The creation of a pearl is, in and of itself, a beautiful thing. Often called Gemstones of the Seas, they are rare and amazing. Contrary to popular belief, it is not a grain of sand that enters the oyster, but a parasite.
The parasite enters the oyster’s shell and is an irritant between the oyster’s flesh and it’s shell. This causes the oyster to secrete a hard, pearly substance which coats the ‘foreign body’ to protect itself. This substance is called nacre or as it’s more commonly called, Mother of Pearl.
Oyster farms and ‘man made’ pearls are created by purposefully introducing the irritant, usually a grain of sand. But it’s not as easy as it sounds. Oysters are part of a family of Bivalves. It’s a group of animals including oysters, mussels and clams. They feed by filtering particles out of the water and quite often encounter grains of sand. So, if they take in grains of sand in their nature habitat, why aren’t pearls more prevalent?
According to Feedthedatamonster.com, unlike grains of sand that oysters can expel, parasites have a mechanism to minimize the risk of being expelled. They can attach themselves to the flesh of the animal, making it more difficult for the oyster to rid itself of the parasite. So, it does the next best thing. It protects itself against the parasite by encasing it in a beautiful pearly cell of calcium carbonate. Voila! a pearl is created.

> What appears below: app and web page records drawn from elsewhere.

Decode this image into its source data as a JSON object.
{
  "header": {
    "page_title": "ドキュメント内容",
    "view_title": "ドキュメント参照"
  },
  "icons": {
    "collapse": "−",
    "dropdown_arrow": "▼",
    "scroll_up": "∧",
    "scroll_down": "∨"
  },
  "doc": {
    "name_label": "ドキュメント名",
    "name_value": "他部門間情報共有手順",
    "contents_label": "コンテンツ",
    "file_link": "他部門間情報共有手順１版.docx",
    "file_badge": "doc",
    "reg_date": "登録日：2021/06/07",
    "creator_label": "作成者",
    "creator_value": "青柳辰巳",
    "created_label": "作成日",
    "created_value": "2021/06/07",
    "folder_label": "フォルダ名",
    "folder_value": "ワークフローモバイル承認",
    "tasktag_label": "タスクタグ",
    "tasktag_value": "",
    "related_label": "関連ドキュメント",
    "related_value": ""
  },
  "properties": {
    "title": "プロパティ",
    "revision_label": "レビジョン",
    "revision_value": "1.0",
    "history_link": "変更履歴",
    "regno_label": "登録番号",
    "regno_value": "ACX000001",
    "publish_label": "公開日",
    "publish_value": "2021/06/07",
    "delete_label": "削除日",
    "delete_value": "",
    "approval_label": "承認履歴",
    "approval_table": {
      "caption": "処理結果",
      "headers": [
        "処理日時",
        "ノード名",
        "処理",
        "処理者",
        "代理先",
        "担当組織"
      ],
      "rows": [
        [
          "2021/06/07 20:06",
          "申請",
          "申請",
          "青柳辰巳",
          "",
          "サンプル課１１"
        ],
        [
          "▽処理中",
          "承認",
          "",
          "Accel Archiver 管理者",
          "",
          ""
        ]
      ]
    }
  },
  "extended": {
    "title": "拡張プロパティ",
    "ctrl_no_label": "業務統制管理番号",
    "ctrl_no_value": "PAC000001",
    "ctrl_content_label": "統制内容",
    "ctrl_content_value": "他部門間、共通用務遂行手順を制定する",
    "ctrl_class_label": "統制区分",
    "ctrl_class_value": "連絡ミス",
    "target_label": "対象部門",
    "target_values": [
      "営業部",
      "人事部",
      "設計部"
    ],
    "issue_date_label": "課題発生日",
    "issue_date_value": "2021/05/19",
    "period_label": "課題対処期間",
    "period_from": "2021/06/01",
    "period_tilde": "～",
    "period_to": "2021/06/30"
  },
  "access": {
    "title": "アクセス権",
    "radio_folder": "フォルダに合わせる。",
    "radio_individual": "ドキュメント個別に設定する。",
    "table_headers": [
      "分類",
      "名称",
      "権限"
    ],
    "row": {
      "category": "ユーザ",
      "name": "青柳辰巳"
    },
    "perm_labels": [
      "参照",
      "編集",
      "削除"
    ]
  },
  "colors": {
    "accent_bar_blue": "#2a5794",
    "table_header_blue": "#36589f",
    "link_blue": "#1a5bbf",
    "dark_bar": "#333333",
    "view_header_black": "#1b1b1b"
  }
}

So, to quote Joyce Hifler, the popular author of “Think on These Things”:
“Life is made up of a few moments all strung together like pearls. Each moment is a pearl.”
This makes me think that while there may be a moment in our life that we look back on as negative or parasitic…the beauty that emerges from moving past it and learning from it is the pearl.